To do: Scan each line of the entries below for the word "name" and count the ones where it appears. The answer is that number alone.
=== Given data ===
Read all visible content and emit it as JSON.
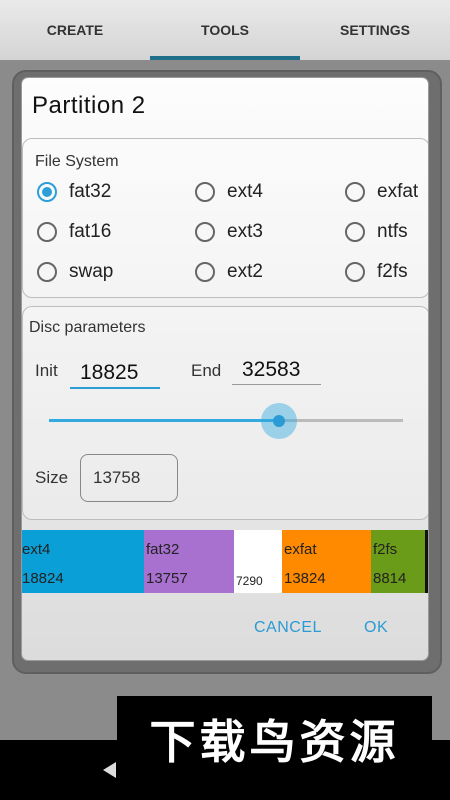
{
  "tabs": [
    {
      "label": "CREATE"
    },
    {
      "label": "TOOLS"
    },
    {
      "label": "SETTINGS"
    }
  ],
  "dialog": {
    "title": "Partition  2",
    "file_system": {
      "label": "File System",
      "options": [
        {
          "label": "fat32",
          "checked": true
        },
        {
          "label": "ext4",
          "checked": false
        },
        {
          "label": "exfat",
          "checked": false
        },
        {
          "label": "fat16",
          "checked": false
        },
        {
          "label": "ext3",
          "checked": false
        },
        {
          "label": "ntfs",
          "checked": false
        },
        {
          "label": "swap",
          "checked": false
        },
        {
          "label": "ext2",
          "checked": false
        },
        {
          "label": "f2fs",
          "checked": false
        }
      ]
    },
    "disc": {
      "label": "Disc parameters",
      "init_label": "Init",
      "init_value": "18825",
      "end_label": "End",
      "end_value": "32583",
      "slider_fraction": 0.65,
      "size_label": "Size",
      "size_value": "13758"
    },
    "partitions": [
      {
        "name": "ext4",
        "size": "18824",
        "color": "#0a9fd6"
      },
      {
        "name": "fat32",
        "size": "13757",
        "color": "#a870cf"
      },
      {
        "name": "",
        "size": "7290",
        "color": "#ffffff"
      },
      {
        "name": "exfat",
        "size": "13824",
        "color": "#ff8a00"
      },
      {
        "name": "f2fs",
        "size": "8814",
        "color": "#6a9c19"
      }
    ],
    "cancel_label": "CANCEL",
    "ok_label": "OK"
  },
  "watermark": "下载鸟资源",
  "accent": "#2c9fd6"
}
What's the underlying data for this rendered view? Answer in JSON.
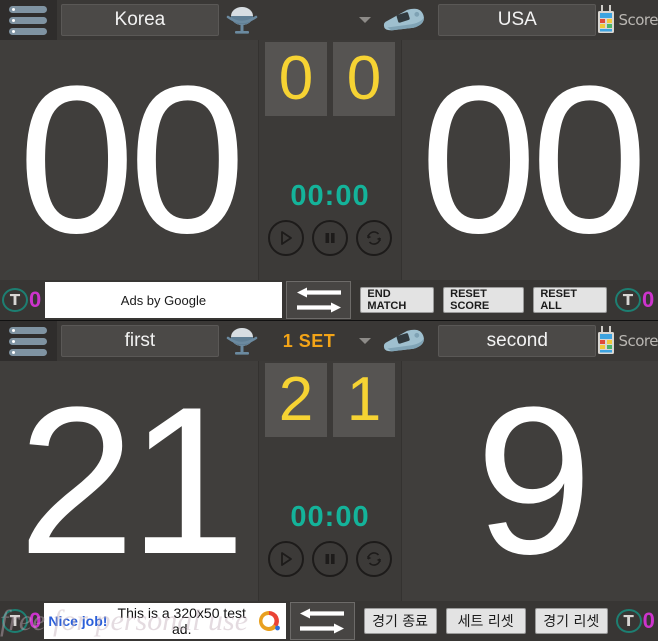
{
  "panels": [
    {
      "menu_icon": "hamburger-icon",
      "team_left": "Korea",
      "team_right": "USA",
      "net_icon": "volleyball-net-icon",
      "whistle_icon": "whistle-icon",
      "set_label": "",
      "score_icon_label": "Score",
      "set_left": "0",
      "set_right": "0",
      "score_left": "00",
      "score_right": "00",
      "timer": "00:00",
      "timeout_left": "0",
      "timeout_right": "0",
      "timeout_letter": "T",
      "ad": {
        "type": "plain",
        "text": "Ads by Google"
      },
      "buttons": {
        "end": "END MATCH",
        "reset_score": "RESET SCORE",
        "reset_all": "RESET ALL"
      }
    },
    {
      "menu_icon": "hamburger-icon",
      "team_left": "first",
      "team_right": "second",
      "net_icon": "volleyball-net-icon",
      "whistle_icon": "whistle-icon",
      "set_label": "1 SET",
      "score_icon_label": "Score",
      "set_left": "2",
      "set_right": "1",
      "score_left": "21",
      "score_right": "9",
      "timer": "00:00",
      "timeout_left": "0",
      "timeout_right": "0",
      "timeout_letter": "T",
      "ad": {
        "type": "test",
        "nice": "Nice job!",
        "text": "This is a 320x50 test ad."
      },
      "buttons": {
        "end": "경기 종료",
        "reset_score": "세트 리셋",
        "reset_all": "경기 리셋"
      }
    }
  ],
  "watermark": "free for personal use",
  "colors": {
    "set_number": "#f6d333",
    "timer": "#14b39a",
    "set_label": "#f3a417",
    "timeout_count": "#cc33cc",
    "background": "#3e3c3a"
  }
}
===
Problem solution: 5